## Assignment
Could you count the lines in the listing that include the word "name"? Give only the number.

Top of Information given

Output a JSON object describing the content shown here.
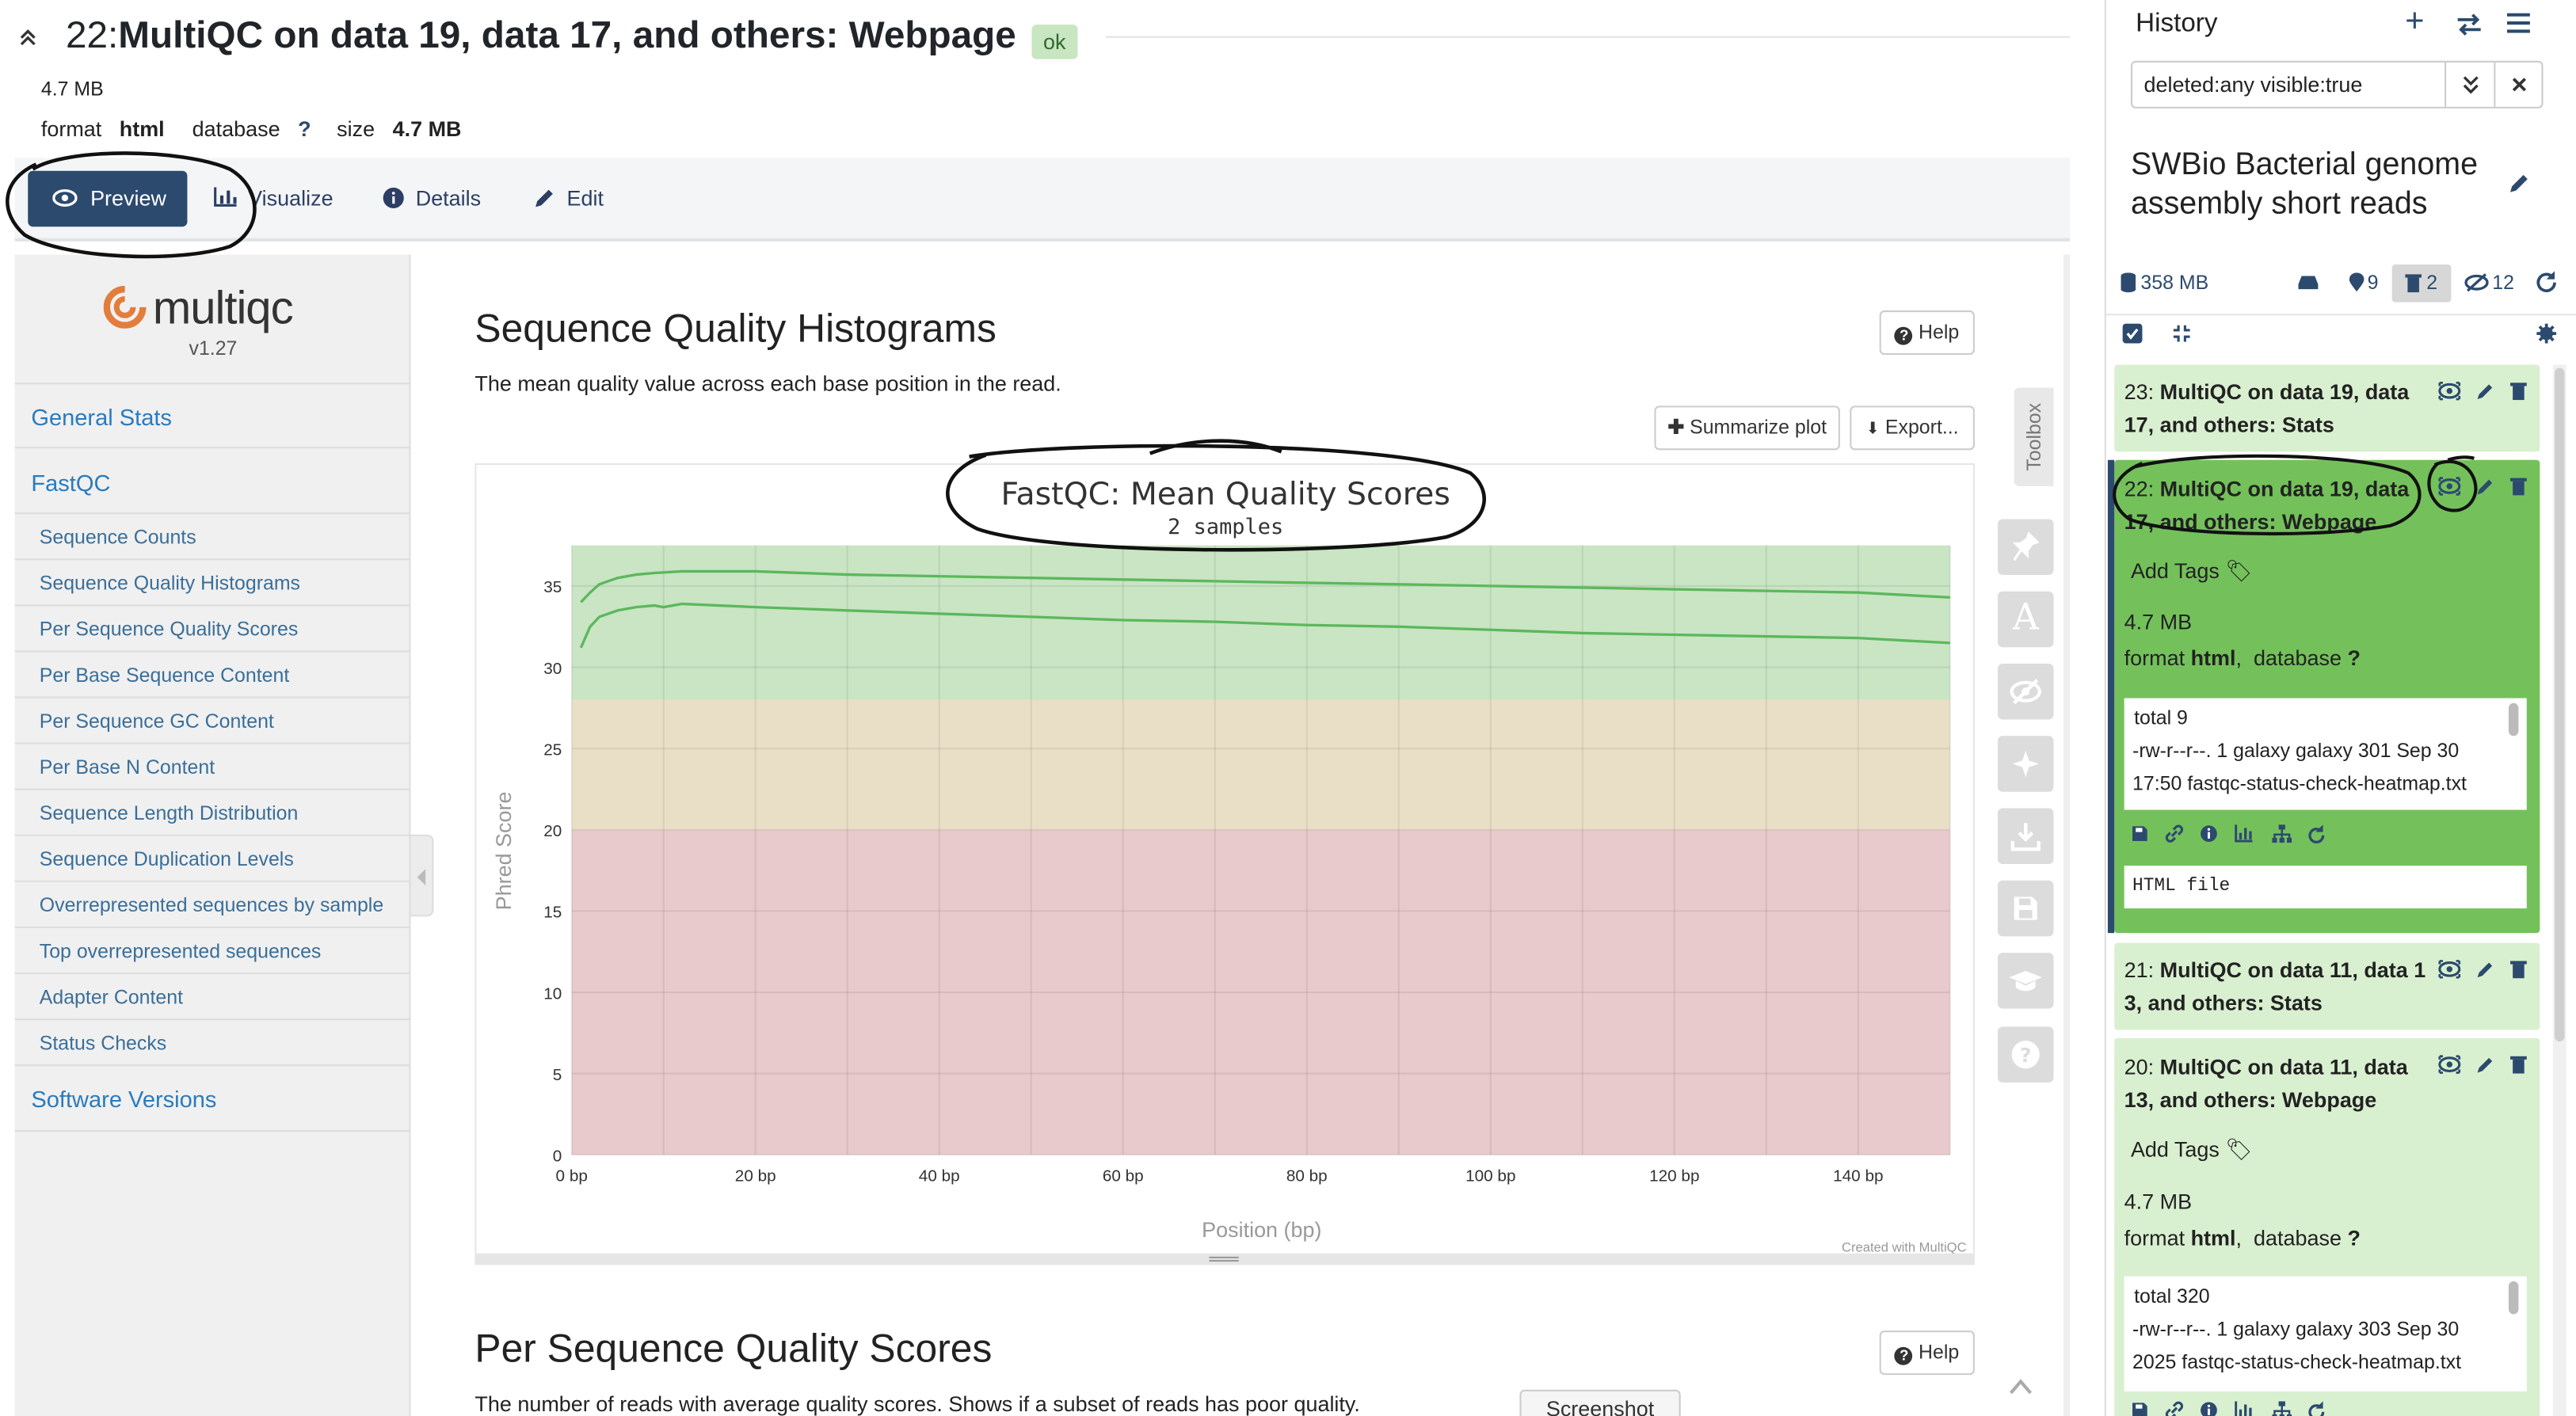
{
  "dataset": {
    "hid": "22:",
    "name": "MultiQC on data 19, data 17, and others: Webpage",
    "state_badge": "ok",
    "size_line": "4.7 MB",
    "format_label": "format",
    "format_value": "html",
    "database_label": "database",
    "database_value": "?",
    "size_label": "size",
    "size_value": "4.7 MB"
  },
  "tabs": {
    "preview": "Preview",
    "visualize": "Visualize",
    "details": "Details",
    "edit": "Edit"
  },
  "multiqc": {
    "logo_text": "multiqc",
    "version": "v1.27",
    "nav": {
      "general_stats": "General Stats",
      "fastqc": "FastQC",
      "sub": [
        "Sequence Counts",
        "Sequence Quality Histograms",
        "Per Sequence Quality Scores",
        "Per Base Sequence Content",
        "Per Sequence GC Content",
        "Per Base N Content",
        "Sequence Length Distribution",
        "Sequence Duplication Levels",
        "Overrepresented sequences by sample",
        "Top overrepresented sequences",
        "Adapter Content",
        "Status Checks"
      ],
      "software_versions": "Software Versions"
    },
    "section1": {
      "title": "Sequence Quality Histograms",
      "desc": "The mean quality value across each base position in the read.",
      "help": "Help",
      "summarize": "Summarize plot",
      "export": "Export..."
    },
    "section2": {
      "title": "Per Sequence Quality Scores",
      "desc": "The number of reads with average quality scores. Shows if a subset of reads has poor quality.",
      "help": "Help"
    },
    "toolbox_label": "Toolbox",
    "credit": "Created with MultiQC",
    "screenshot_tab": "Screenshot"
  },
  "chart_data": {
    "type": "line",
    "title": "FastQC: Mean Quality Scores",
    "subtitle": "2 samples",
    "xlabel": "Position (bp)",
    "ylabel": "Phred Score",
    "xlim": [
      0,
      150
    ],
    "ylim": [
      0,
      37.5
    ],
    "xticks": [
      "0 bp",
      "20 bp",
      "40 bp",
      "60 bp",
      "80 bp",
      "100 bp",
      "120 bp",
      "140 bp"
    ],
    "yticks": [
      "0",
      "5",
      "10",
      "15",
      "20",
      "25",
      "30",
      "35"
    ],
    "bands": [
      {
        "from": 28,
        "to": 37.5,
        "color": "#c9e5c4"
      },
      {
        "from": 20,
        "to": 28,
        "color": "#e9dfc6"
      },
      {
        "from": 0,
        "to": 20,
        "color": "#e8c9cc"
      }
    ],
    "line_color": "#5cb85c",
    "series": [
      {
        "x": [
          1,
          2,
          3,
          5,
          7,
          9,
          12,
          16,
          20,
          30,
          40,
          50,
          60,
          70,
          80,
          90,
          100,
          110,
          120,
          130,
          140,
          150
        ],
        "y": [
          34.0,
          34.6,
          35.1,
          35.5,
          35.7,
          35.8,
          35.9,
          35.9,
          35.9,
          35.7,
          35.6,
          35.5,
          35.4,
          35.3,
          35.2,
          35.1,
          35.0,
          34.9,
          34.8,
          34.7,
          34.6,
          34.3
        ]
      },
      {
        "x": [
          1,
          2,
          3,
          5,
          7,
          9,
          10,
          12,
          16,
          20,
          30,
          40,
          50,
          60,
          70,
          80,
          90,
          100,
          110,
          120,
          130,
          140,
          150
        ],
        "y": [
          31.2,
          32.5,
          33.1,
          33.5,
          33.7,
          33.8,
          33.7,
          33.9,
          33.8,
          33.7,
          33.5,
          33.3,
          33.1,
          32.9,
          32.8,
          32.6,
          32.5,
          32.3,
          32.1,
          32.0,
          31.9,
          31.8,
          31.5
        ]
      }
    ]
  },
  "history": {
    "title": "History",
    "filter_value": "deleted:any visible:true",
    "name": "SWBio Bacterial genome assembly short reads",
    "size": "358 MB",
    "count_shown": "9",
    "count_deleted": "2",
    "count_hidden": "12",
    "items": [
      {
        "hid": "23:",
        "line1": "MultiQC on data 19, data",
        "line2": "17, and others: Stats"
      },
      {
        "hid": "22:",
        "line1": "MultiQC on data 19, data",
        "line2": "17, and others: Webpage",
        "tags": "Add Tags",
        "size": "4.7 MB",
        "format_label": "format",
        "format_value": "html",
        "db_label": "database",
        "db_value": "?",
        "peek": [
          "total 9",
          "-rw-r--r--. 1 galaxy galaxy 301 Sep 30",
          "17:50 fastqc-status-check-heatmap.txt"
        ],
        "datatype": "HTML file"
      },
      {
        "hid": "21:",
        "line1": "MultiQC on data 11, data 1",
        "line2": "3, and others: Stats"
      },
      {
        "hid": "20:",
        "line1": "MultiQC on data 11, data",
        "line2": "13, and others: Webpage",
        "tags": "Add Tags",
        "size": "4.7 MB",
        "format_label": "format",
        "format_value": "html",
        "db_label": "database",
        "db_value": "?",
        "peek": [
          "total 320",
          "-rw-r--r--. 1 galaxy galaxy 303 Sep 30",
          "2025 fastqc-status-check-heatmap.txt"
        ]
      }
    ]
  }
}
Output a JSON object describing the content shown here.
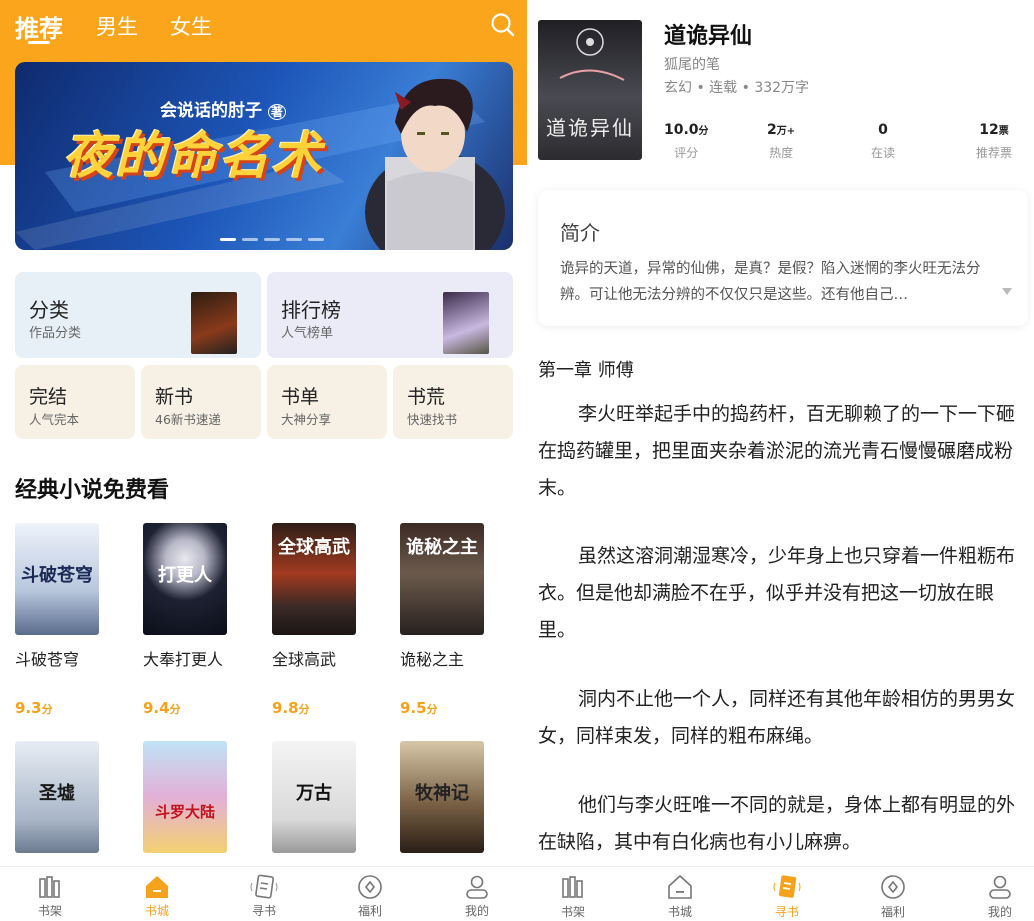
{
  "left": {
    "tabs": [
      "推荐",
      "男生",
      "女生"
    ],
    "banner": {
      "author": "会说话的肘子",
      "author_mark": "著",
      "title": "夜的命名术"
    },
    "categories_big": [
      {
        "title": "分类",
        "subtitle": "作品分类"
      },
      {
        "title": "排行榜",
        "subtitle": "人气榜单"
      }
    ],
    "categories_small": [
      {
        "title": "完结",
        "subtitle": "人气完本"
      },
      {
        "title": "新书",
        "subtitle": "46新书速递"
      },
      {
        "title": "书单",
        "subtitle": "大神分享"
      },
      {
        "title": "书荒",
        "subtitle": "快速找书"
      }
    ],
    "section_title": "经典小说免费看",
    "books_row1": [
      {
        "name": "斗破苍穹",
        "score": "9.3",
        "cover_text": "斗破苍穹"
      },
      {
        "name": "大奉打更人",
        "score": "9.4",
        "cover_text": "打更人"
      },
      {
        "name": "全球高武",
        "score": "9.8",
        "cover_text": "全球高武"
      },
      {
        "name": "诡秘之主",
        "score": "9.5",
        "cover_text": "诡秘之主"
      }
    ],
    "books_row2": [
      {
        "cover_text": "圣墟"
      },
      {
        "cover_text": "斗罗大陆"
      },
      {
        "cover_text": "万古"
      },
      {
        "cover_text": "牧神记"
      }
    ],
    "score_unit": "分",
    "nav": [
      "书架",
      "书城",
      "寻书",
      "福利",
      "我的"
    ],
    "nav_active": "书城"
  },
  "right": {
    "cover_text": "道诡异仙",
    "title": "道诡异仙",
    "author": "狐尾的笔",
    "meta": "玄幻 • 连载 • 332万字",
    "stats": [
      {
        "value": "10.0",
        "unit": "分",
        "label": "评分"
      },
      {
        "value": "2",
        "unit": "万+",
        "label": "热度"
      },
      {
        "value": "0",
        "unit": "",
        "label": "在读"
      },
      {
        "value": "12",
        "unit": "票",
        "label": "推荐票"
      }
    ],
    "intro_heading": "简介",
    "intro_text": "诡异的天道，异常的仙佛，是真？是假？陷入迷惘的李火旺无法分辨。可让他无法分辨的不仅仅只是这些。还有他自己…",
    "chapter_title": "第一章 师傅",
    "paragraphs": [
      "李火旺举起手中的捣药杆，百无聊赖了的一下一下砸在捣药罐里，把里面夹杂着淤泥的流光青石慢慢碾磨成粉末。",
      "虽然这溶洞潮湿寒冷，少年身上也只穿着一件粗粝布衣。但是他却满脸不在乎，似乎并没有把这一切放在眼里。",
      "洞内不止他一个人，同样还有其他年龄相仿的男男女女，同样束发，同样的粗布麻绳。",
      "他们与李火旺唯一不同的就是，身体上都有明显的外在缺陷，其中有白化病也有小儿麻痹。"
    ],
    "nav": [
      "书架",
      "书城",
      "寻书",
      "福利",
      "我的"
    ],
    "nav_active": "寻书"
  },
  "colors": {
    "accent": "#fba51c",
    "score": "#f6a21d"
  }
}
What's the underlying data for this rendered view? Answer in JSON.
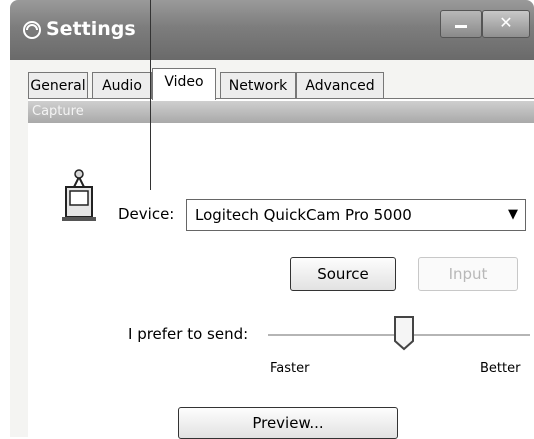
{
  "window": {
    "title": "Settings"
  },
  "tabs": [
    {
      "label": "General",
      "active": false
    },
    {
      "label": "Audio",
      "active": false
    },
    {
      "label": "Video",
      "active": true
    },
    {
      "label": "Network",
      "active": false
    },
    {
      "label": "Advanced",
      "active": false
    }
  ],
  "capture": {
    "group_label": "Capture",
    "device_label": "Device:",
    "device_value": "Logitech QuickCam Pro 5000",
    "source_button": "Source",
    "input_button": "Input",
    "prefer_label": "I prefer to send:",
    "slider_min_label": "Faster",
    "slider_max_label": "Better",
    "slider_value_fraction": 0.52,
    "preview_button": "Preview..."
  },
  "icons": {
    "app": "settings-swirl-icon",
    "device": "webcam-icon",
    "minimize": "minimize-icon",
    "close": "close-icon",
    "dropdown": "chevron-down-icon"
  },
  "colors": {
    "titlebar": "#7d7d7d",
    "group_header": "#b9b9b9",
    "panel": "#ffffff"
  }
}
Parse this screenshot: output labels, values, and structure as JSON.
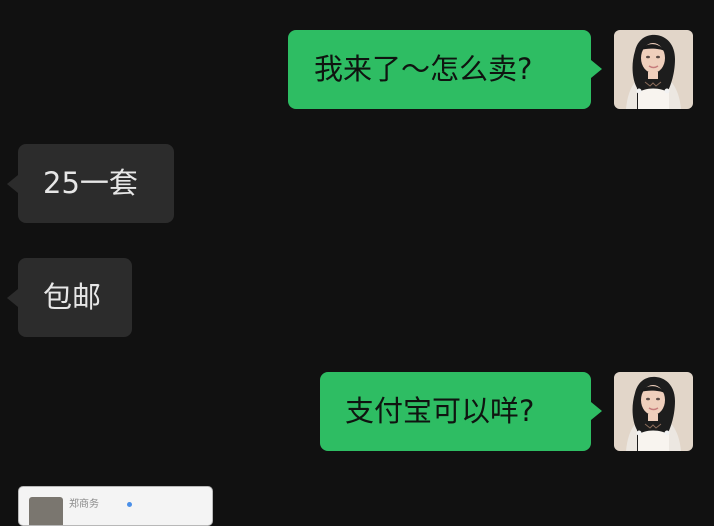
{
  "conversation": {
    "messages": [
      {
        "direction": "outgoing",
        "text": "我来了～怎么卖?"
      },
      {
        "direction": "incoming",
        "text": "25一套"
      },
      {
        "direction": "incoming",
        "text": "包邮"
      },
      {
        "direction": "outgoing",
        "text": "支付宝可以咩?"
      }
    ],
    "partial_card": {
      "title_fragment": "郑商务"
    }
  },
  "colors": {
    "background": "#111111",
    "outgoing_bubble": "#2ebd63",
    "incoming_bubble": "#2c2c2c",
    "incoming_text": "#e7e7e7"
  },
  "icons": {
    "avatar": "user-avatar-photo",
    "card_thumbnail": "card-thumbnail"
  }
}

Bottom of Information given

## Finished task
6